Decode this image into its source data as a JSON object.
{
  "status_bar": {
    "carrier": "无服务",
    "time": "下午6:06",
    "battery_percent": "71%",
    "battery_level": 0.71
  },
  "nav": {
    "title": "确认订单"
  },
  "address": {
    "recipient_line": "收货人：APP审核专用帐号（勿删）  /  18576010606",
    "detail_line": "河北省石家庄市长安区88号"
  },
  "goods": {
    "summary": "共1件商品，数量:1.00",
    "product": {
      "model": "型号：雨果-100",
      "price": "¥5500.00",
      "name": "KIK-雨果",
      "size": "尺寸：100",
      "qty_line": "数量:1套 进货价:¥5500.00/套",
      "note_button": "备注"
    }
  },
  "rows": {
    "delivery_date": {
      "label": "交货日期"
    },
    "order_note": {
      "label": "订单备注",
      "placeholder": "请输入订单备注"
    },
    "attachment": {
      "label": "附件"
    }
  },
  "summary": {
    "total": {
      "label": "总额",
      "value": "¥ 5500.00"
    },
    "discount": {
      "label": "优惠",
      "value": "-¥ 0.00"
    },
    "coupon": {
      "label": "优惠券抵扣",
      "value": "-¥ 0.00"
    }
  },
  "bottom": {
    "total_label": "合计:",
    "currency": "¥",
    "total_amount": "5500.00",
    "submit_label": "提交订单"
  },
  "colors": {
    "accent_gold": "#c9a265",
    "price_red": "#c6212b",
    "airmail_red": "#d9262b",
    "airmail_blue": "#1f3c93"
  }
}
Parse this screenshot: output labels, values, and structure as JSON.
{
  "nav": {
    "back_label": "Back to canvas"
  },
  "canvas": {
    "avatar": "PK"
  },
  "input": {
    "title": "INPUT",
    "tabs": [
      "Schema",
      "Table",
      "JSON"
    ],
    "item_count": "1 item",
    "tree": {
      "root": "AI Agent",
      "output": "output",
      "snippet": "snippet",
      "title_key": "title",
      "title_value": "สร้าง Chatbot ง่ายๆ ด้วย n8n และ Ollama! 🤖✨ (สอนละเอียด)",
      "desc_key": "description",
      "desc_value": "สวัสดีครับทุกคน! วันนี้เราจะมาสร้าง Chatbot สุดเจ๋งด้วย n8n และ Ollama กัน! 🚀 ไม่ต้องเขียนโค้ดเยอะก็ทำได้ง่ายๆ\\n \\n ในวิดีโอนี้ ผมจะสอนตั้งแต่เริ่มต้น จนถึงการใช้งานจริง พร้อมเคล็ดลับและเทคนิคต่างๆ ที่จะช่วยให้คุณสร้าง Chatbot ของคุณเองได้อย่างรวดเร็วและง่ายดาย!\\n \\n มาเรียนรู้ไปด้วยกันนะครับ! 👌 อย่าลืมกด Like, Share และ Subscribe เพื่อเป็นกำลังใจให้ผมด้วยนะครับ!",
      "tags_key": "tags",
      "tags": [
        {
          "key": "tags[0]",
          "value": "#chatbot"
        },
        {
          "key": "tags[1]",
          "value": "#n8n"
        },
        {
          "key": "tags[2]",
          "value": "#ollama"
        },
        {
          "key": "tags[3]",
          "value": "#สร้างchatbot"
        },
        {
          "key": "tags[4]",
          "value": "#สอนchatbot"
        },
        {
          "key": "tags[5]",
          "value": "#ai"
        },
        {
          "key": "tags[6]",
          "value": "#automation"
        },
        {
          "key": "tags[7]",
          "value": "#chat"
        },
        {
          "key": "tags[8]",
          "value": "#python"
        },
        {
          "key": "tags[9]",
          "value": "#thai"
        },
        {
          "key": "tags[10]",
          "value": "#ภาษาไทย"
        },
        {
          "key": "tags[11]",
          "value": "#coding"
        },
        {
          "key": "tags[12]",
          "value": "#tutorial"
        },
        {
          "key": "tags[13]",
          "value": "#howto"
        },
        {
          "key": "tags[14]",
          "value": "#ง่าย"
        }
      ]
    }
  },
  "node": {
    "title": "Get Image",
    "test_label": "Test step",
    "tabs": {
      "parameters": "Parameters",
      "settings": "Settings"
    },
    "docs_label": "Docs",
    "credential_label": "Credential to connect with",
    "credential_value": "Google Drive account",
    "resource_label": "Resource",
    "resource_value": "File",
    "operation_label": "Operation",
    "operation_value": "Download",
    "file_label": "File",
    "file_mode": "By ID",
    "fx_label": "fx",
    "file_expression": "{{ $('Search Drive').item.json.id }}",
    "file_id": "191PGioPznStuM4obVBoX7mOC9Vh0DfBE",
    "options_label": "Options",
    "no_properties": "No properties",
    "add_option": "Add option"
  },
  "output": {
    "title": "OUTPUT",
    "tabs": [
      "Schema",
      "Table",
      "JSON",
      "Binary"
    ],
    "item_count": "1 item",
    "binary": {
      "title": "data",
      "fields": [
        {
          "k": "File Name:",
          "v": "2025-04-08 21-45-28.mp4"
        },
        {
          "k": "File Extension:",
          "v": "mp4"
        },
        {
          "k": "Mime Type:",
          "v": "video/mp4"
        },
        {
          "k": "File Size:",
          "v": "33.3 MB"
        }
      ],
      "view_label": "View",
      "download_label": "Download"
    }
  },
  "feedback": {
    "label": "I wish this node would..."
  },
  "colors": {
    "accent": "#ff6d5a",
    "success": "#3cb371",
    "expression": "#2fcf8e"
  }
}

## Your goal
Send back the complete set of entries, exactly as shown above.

## Response
Decode this image into its source data as a JSON object.
{
  "status_bar": {
    "carrier": "无服务",
    "time": "下午6:06",
    "battery_percent": "71%",
    "battery_level": 0.71
  },
  "nav": {
    "title": "确认订单"
  },
  "address": {
    "recipient_line": "收货人：APP审核专用帐号（勿删）  /  18576010606",
    "detail_line": "河北省石家庄市长安区88号"
  },
  "goods": {
    "summary": "共1件商品，数量:1.00",
    "product": {
      "model": "型号：雨果-100",
      "price": "¥5500.00",
      "name": "KIK-雨果",
      "size": "尺寸：100",
      "qty_line": "数量:1套 进货价:¥5500.00/套",
      "note_button": "备注"
    }
  },
  "rows": {
    "delivery_date": {
      "label": "交货日期"
    },
    "order_note": {
      "label": "订单备注",
      "placeholder": "请输入订单备注"
    },
    "attachment": {
      "label": "附件"
    }
  },
  "summary": {
    "total": {
      "label": "总额",
      "value": "¥ 5500.00"
    },
    "discount": {
      "label": "优惠",
      "value": "-¥ 0.00"
    },
    "coupon": {
      "label": "优惠券抵扣",
      "value": "-¥ 0.00"
    }
  },
  "bottom": {
    "total_label": "合计:",
    "currency": "¥",
    "total_amount": "5500.00",
    "submit_label": "提交订单"
  },
  "colors": {
    "accent_gold": "#c9a265",
    "price_red": "#c6212b",
    "airmail_red": "#d9262b",
    "airmail_blue": "#1f3c93"
  }
}
Parse this screenshot: output labels, values, and structure as JSON.
{
  "nav": {
    "back_label": "Back to canvas"
  },
  "canvas": {
    "avatar": "PK"
  },
  "input": {
    "title": "INPUT",
    "tabs": [
      "Schema",
      "Table",
      "JSON"
    ],
    "item_count": "1 item",
    "tree": {
      "root": "AI Agent",
      "output": "output",
      "snippet": "snippet",
      "title_key": "title",
      "title_value": "สร้าง Chatbot ง่ายๆ ด้วย n8n และ Ollama! 🤖✨ (สอนละเอียด)",
      "desc_key": "description",
      "desc_value": "สวัสดีครับทุกคน! วันนี้เราจะมาสร้าง Chatbot สุดเจ๋งด้วย n8n และ Ollama กัน! 🚀 ไม่ต้องเขียนโค้ดเยอะก็ทำได้ง่ายๆ\\n \\n ในวิดีโอนี้ ผมจะสอนตั้งแต่เริ่มต้น จนถึงการใช้งานจริง พร้อมเคล็ดลับและเทคนิคต่างๆ ที่จะช่วยให้คุณสร้าง Chatbot ของคุณเองได้อย่างรวดเร็วและง่ายดาย!\\n \\n มาเรียนรู้ไปด้วยกันนะครับ! 👌 อย่าลืมกด Like, Share และ Subscribe เพื่อเป็นกำลังใจให้ผมด้วยนะครับ!",
      "tags_key": "tags",
      "tags": [
        {
          "key": "tags[0]",
          "value": "#chatbot"
        },
        {
          "key": "tags[1]",
          "value": "#n8n"
        },
        {
          "key": "tags[2]",
          "value": "#ollama"
        },
        {
          "key": "tags[3]",
          "value": "#สร้างchatbot"
        },
        {
          "key": "tags[4]",
          "value": "#สอนchatbot"
        },
        {
          "key": "tags[5]",
          "value": "#ai"
        },
        {
          "key": "tags[6]",
          "value": "#automation"
        },
        {
          "key": "tags[7]",
          "value": "#chat"
        },
        {
          "key": "tags[8]",
          "value": "#python"
        },
        {
          "key": "tags[9]",
          "value": "#thai"
        },
        {
          "key": "tags[10]",
          "value": "#ภาษาไทย"
        },
        {
          "key": "tags[11]",
          "value": "#coding"
        },
        {
          "key": "tags[12]",
          "value": "#tutorial"
        },
        {
          "key": "tags[13]",
          "value": "#howto"
        },
        {
          "key": "tags[14]",
          "value": "#ง่าย"
        }
      ]
    }
  },
  "node": {
    "title": "Get Image",
    "test_label": "Test step",
    "tabs": {
      "parameters": "Parameters",
      "settings": "Settings"
    },
    "docs_label": "Docs",
    "credential_label": "Credential to connect with",
    "credential_value": "Google Drive account",
    "resource_label": "Resource",
    "resource_value": "File",
    "operation_label": "Operation",
    "operation_value": "Download",
    "file_label": "File",
    "file_mode": "By ID",
    "fx_label": "fx",
    "file_expression": "{{ $('Search Drive').item.json.id }}",
    "file_id": "191PGioPznStuM4obVBoX7mOC9Vh0DfBE",
    "options_label": "Options",
    "no_properties": "No properties",
    "add_option": "Add option"
  },
  "output": {
    "title": "OUTPUT",
    "tabs": [
      "Schema",
      "Table",
      "JSON",
      "Binary"
    ],
    "item_count": "1 item",
    "binary": {
      "title": "data",
      "fields": [
        {
          "k": "File Name:",
          "v": "2025-04-08 21-45-28.mp4"
        },
        {
          "k": "File Extension:",
          "v": "mp4"
        },
        {
          "k": "Mime Type:",
          "v": "video/mp4"
        },
        {
          "k": "File Size:",
          "v": "33.3 MB"
        }
      ],
      "view_label": "View",
      "download_label": "Download"
    }
  },
  "feedback": {
    "label": "I wish this node would..."
  },
  "colors": {
    "accent": "#ff6d5a",
    "success": "#3cb371",
    "expression": "#2fcf8e"
  }
}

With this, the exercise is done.